Written and directed by Stefan Lernous, Dave reluctantly pretends to be the manager of Hotel Poseidon, where fungus covers the walls and comments such as “faded glory” and “has seen better times” completely fall short to describe this establishment. He wanders the corridors of his personal Overlook Hotel like a zombie, being a passive spectator to what happens around him. Starring: Tom Vermeir, Ruth Becquart, Anneke Sluiters, Tania Van der Sanden, Dominique Van Malder, Chiel Van Berkel, Tine Van den Wyngaert and Steve Geerts.
If you’re a person who is obsessed with cleanliness and upset by the sight of grime or decay, you may want to avoid a visit to Hotel Poseidon. This film gleefully embraces the disgusting and dives headfirst into building an atmosphere filled with a sense of derelict, sleaze, filth and grunge. Its entire aesthetic is pulled perfectly from the hotel of your nightmares, countless people around the world will have been terrorised in their sleep by having to stay in such a place. The set design, costumes, make-up and cinematography all work to push everything into as similar palette as possible, to not give the false idea that anything truly living is present. Aesthetically it’s impressively consistent in its detail, it spares no expense in making a hellish landscape.

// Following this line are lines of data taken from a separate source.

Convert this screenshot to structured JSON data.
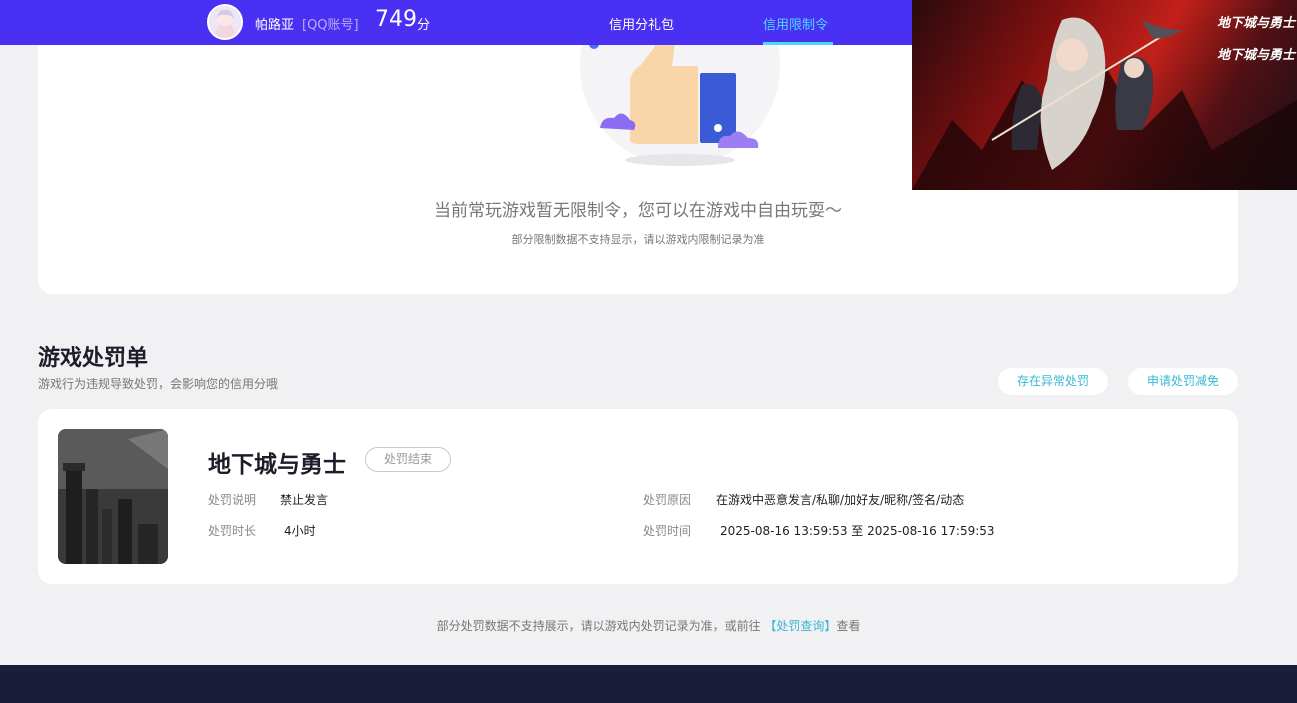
{
  "header": {
    "nickname": "帕路亚",
    "account_type": "[QQ账号]",
    "score": "749",
    "score_unit": "分",
    "nav": [
      "信用分礼包",
      "信用限制令"
    ],
    "active_nav_color": "#4fd8ff",
    "bar_color": "#4a30f2"
  },
  "banner": {
    "logo_text": [
      "地下城与勇士",
      "地下城与勇士"
    ]
  },
  "limit_card": {
    "message": "当前常玩游戏暂无限制令，您可以在游戏中自由玩耍～",
    "note": "部分限制数据不支持显示，请以游戏内限制记录为准"
  },
  "penalty_section": {
    "title": "游戏处罚单",
    "subtitle": "游戏行为违规导致处罚，会影响您的信用分哦",
    "buttons": [
      "存在异常处罚",
      "申请处罚减免"
    ]
  },
  "penalty": {
    "game_name": "地下城与勇士",
    "status": "处罚结束",
    "desc_label": "处罚说明",
    "desc_value": "禁止发言",
    "reason_label": "处罚原因",
    "reason_value": "在游戏中恶意发言/私聊/加好友/昵称/签名/动态",
    "duration_label": "处罚时长",
    "duration_value": "4小时",
    "time_label": "处罚时间",
    "time_value": "2025-08-16 13:59:53 至 2025-08-16 17:59:53"
  },
  "footer": {
    "note_prefix": "部分处罚数据不支持展示，请以游戏内处罚记录为准，或前往",
    "link": "【处罚查询】",
    "note_suffix": "查看"
  }
}
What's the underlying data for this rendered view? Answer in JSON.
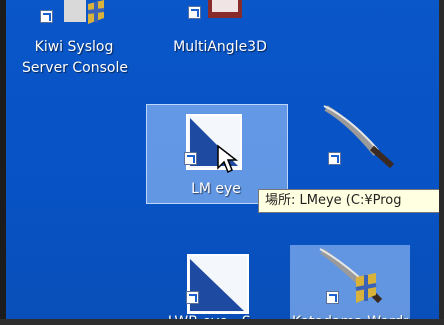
{
  "desktop": {
    "background": "#0752c4",
    "icons": {
      "kiwi": {
        "label_line1": "Kiwi Syslog",
        "label_line2": "Server Console",
        "icon": "kiwi-syslog-app-icon"
      },
      "multiangle": {
        "label": "MultiAngle3D",
        "icon": "multiangle3d-app-icon"
      },
      "lmeye": {
        "label": "LM eye",
        "icon": "lmeye-app-icon",
        "state": "selected"
      },
      "sword": {
        "icon": "sword-app-icon"
      },
      "lwbeye": {
        "label": "LWB eye",
        "label_suffix": "- S...",
        "icon": "lwbeye-app-icon"
      },
      "sword_shield": {
        "label": "Kotodama Wordmaster",
        "icon": "sword-shield-app-icon",
        "state": "hovered"
      }
    },
    "tooltip": {
      "text": "場所: LMeye (C:¥Prog"
    }
  }
}
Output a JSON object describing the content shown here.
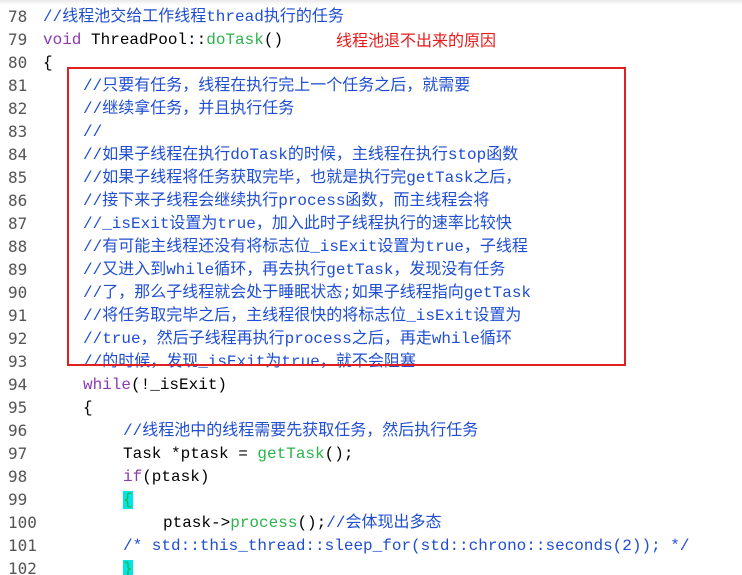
{
  "annotation": "线程池退不出来的原因",
  "colors": {
    "comment": "#1f4ed0",
    "keyword": "#8a3bb0",
    "function": "#2bb34a",
    "line_number": "#555555",
    "annotation": "#e81a1a",
    "highlight_box": "#e02020",
    "brace_highlight": "#00e5e5"
  },
  "lines": [
    {
      "num": "78",
      "indent": 0,
      "parts": [
        {
          "t": "//线程池交给工作线程thread执行的任务",
          "c": "cm"
        }
      ]
    },
    {
      "num": "79",
      "indent": 0,
      "parts": [
        {
          "t": "void",
          "c": "kw"
        },
        {
          "t": " ThreadPool::",
          "c": ""
        },
        {
          "t": "doTask",
          "c": "fn"
        },
        {
          "t": "()",
          "c": ""
        }
      ]
    },
    {
      "num": "80",
      "indent": 0,
      "parts": [
        {
          "t": "{",
          "c": ""
        }
      ]
    },
    {
      "num": "81",
      "indent": 1,
      "parts": [
        {
          "t": "//只要有任务，线程在执行完上一个任务之后，就需要",
          "c": "cm"
        }
      ]
    },
    {
      "num": "82",
      "indent": 1,
      "parts": [
        {
          "t": "//继续拿任务，并且执行任务",
          "c": "cm"
        }
      ]
    },
    {
      "num": "83",
      "indent": 1,
      "parts": [
        {
          "t": "//",
          "c": "cm"
        }
      ]
    },
    {
      "num": "84",
      "indent": 1,
      "parts": [
        {
          "t": "//如果子线程在执行doTask的时候，主线程在执行stop函数",
          "c": "cm"
        }
      ]
    },
    {
      "num": "85",
      "indent": 1,
      "parts": [
        {
          "t": "//如果子线程将任务获取完毕，也就是执行完getTask之后，",
          "c": "cm"
        }
      ]
    },
    {
      "num": "86",
      "indent": 1,
      "parts": [
        {
          "t": "//接下来子线程会继续执行process函数，而主线程会将",
          "c": "cm"
        }
      ]
    },
    {
      "num": "87",
      "indent": 1,
      "parts": [
        {
          "t": "//_isExit设置为true，加入此时子线程执行的速率比较快",
          "c": "cm"
        }
      ]
    },
    {
      "num": "88",
      "indent": 1,
      "parts": [
        {
          "t": "//有可能主线程还没有将标志位_isExit设置为true，子线程",
          "c": "cm"
        }
      ]
    },
    {
      "num": "89",
      "indent": 1,
      "parts": [
        {
          "t": "//又进入到while循环，再去执行getTask，发现没有任务",
          "c": "cm"
        }
      ]
    },
    {
      "num": "90",
      "indent": 1,
      "parts": [
        {
          "t": "//了，那么子线程就会处于睡眠状态;如果子线程指向getTask",
          "c": "cm"
        }
      ]
    },
    {
      "num": "91",
      "indent": 1,
      "parts": [
        {
          "t": "//将任务取完毕之后，主线程很快的将标志位_isExit设置为",
          "c": "cm"
        }
      ]
    },
    {
      "num": "92",
      "indent": 1,
      "parts": [
        {
          "t": "//true，然后子线程再执行process之后，再走while循环",
          "c": "cm"
        }
      ]
    },
    {
      "num": "93",
      "indent": 1,
      "parts": [
        {
          "t": "//的时候，发现_isExit为true，就不会阻塞",
          "c": "cm"
        }
      ]
    },
    {
      "num": "94",
      "indent": 1,
      "parts": [
        {
          "t": "while",
          "c": "kw"
        },
        {
          "t": "(!_isExit)",
          "c": ""
        }
      ]
    },
    {
      "num": "95",
      "indent": 1,
      "parts": [
        {
          "t": "{",
          "c": ""
        }
      ]
    },
    {
      "num": "96",
      "indent": 2,
      "parts": [
        {
          "t": "//线程池中的线程需要先获取任务，然后执行任务",
          "c": "cm"
        }
      ]
    },
    {
      "num": "97",
      "indent": 2,
      "parts": [
        {
          "t": "Task *ptask = ",
          "c": ""
        },
        {
          "t": "getTask",
          "c": "fn"
        },
        {
          "t": "();",
          "c": ""
        }
      ]
    },
    {
      "num": "98",
      "indent": 2,
      "parts": [
        {
          "t": "if",
          "c": "kw"
        },
        {
          "t": "(ptask)",
          "c": ""
        }
      ]
    },
    {
      "num": "99",
      "indent": 2,
      "parts": [
        {
          "t": "{",
          "c": "hl"
        }
      ]
    },
    {
      "num": "100",
      "indent": 3,
      "parts": [
        {
          "t": "ptask->",
          "c": ""
        },
        {
          "t": "process",
          "c": "fn"
        },
        {
          "t": "();",
          "c": ""
        },
        {
          "t": "//会体现出多态",
          "c": "cm"
        }
      ]
    },
    {
      "num": "101",
      "indent": 2,
      "parts": [
        {
          "t": "/* std::this_thread::sleep_for(std::chrono::seconds(2)); */",
          "c": "cm"
        }
      ]
    },
    {
      "num": "102",
      "indent": 2,
      "parts": [
        {
          "t": "}",
          "c": "hl"
        }
      ]
    }
  ]
}
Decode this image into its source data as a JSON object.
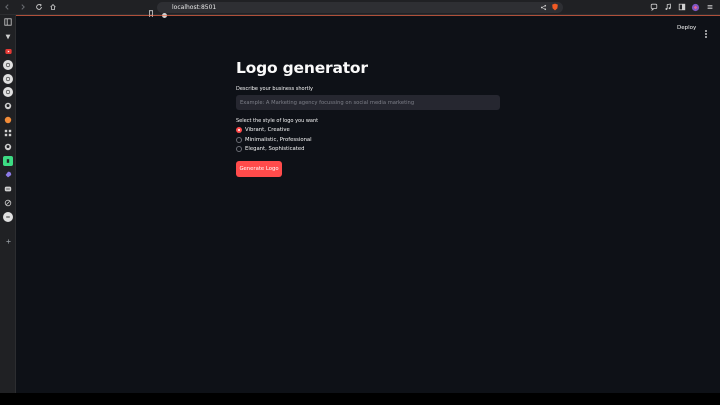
{
  "browser": {
    "url": "localhost:8501"
  },
  "app": {
    "deploy_label": "Deploy",
    "title": "Logo generator",
    "description_label": "Describe your business shortly",
    "description_placeholder": "Example: A Marketing agency focussing on social media marketing",
    "description_value": "",
    "style_label": "Select the style of logo you want",
    "style_options": [
      "Vibrant, Creative",
      "Minimalistic, Professional",
      "Elegant, Sophisticated"
    ],
    "selected_style": "Vibrant, Creative",
    "generate_label": "Generate Logo",
    "accent_color": "#ff4b4b"
  },
  "sidebar": {
    "icons": [
      "sidebar-toggle-icon",
      "tag-icon",
      "youtube-icon",
      "chatgpt-icon",
      "openai-icon",
      "openai-icon",
      "github-icon",
      "brave-icon",
      "grid-icon",
      "github-icon",
      "android-icon",
      "rocket-icon",
      "discord-icon",
      "circle-icon",
      "minus-icon",
      "plus-icon"
    ]
  }
}
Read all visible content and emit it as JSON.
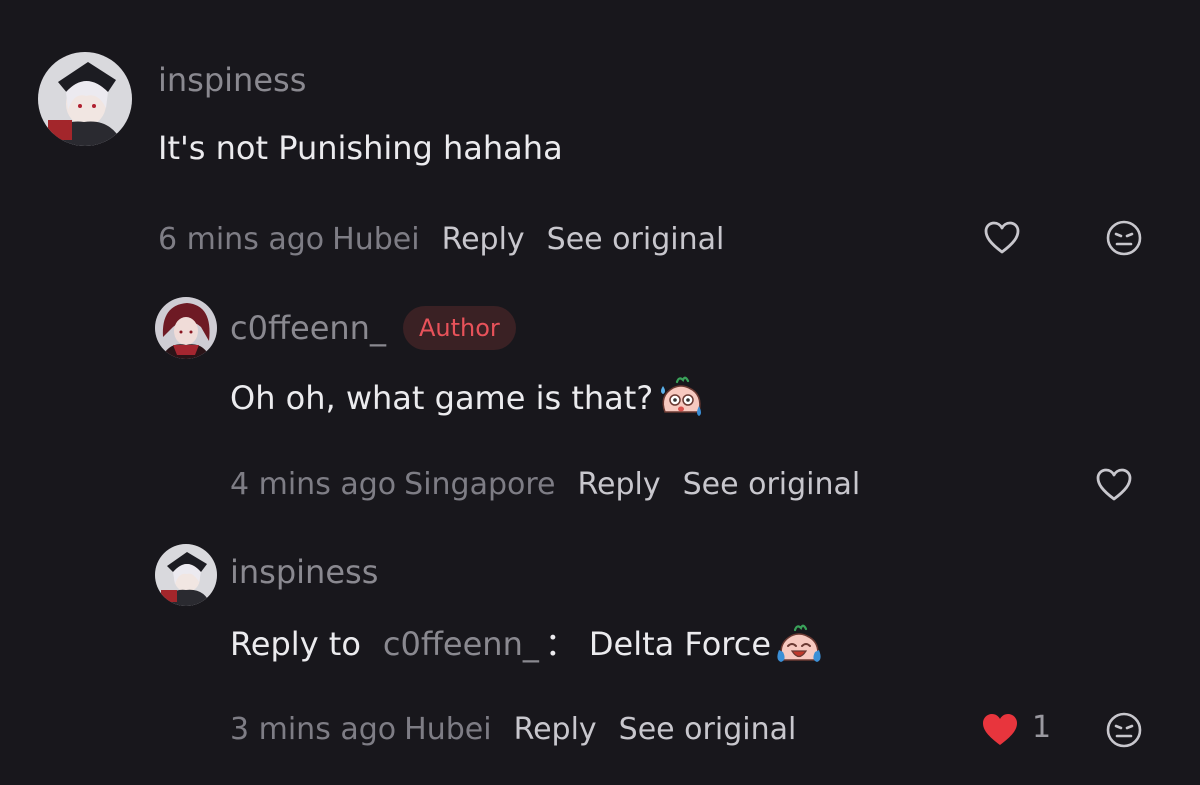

That in itself is a great setup, it has endless possibilities of where the journey may go, a route likely influenced by filmmakers like Jim Hosking, Jean-Pierre Jeunet, Marc Caro, Terry Gilliam or Sion Sono. Unfortunately, the path it does take doesn’t live up to that potential. Some may take plenty from its exploration of sin and purgatory but others may find it lacking. Tom Vermeir does such a great job of making Dave a hapless, meek zombie that there’s little reason to invest in his story. He creates an odd sense of disillusionment of existing in his personal slice of hell or limbo. The stakes do increase as the film progresses, particularly in its big finale, but there isn’t really enough to keep you invested and truly hold your attention until the credits roll.
The entire ensemble does a great job of hitting that classic note of having ridiculously odd and unusual conversations, with a tone of normalcy. Every time a new character arrives onto the scene, more layers of questions and curiosity are added, ones which may never be answered but that doesn’t lessen the performances.
Hotel Poseidon starts out on good footing but eventually gets trapped in a cycle of weird for weird’s sake, there isn’t an extra element or larger story to carry it through. Fans of the strange will still enjoy its eccentric use of grim and grimy, and anyone can appreciate the level of effort put into creating the brilliant aesthetic. Unfortunately it’s just one journey into purgatory which never quite makes it through the gates.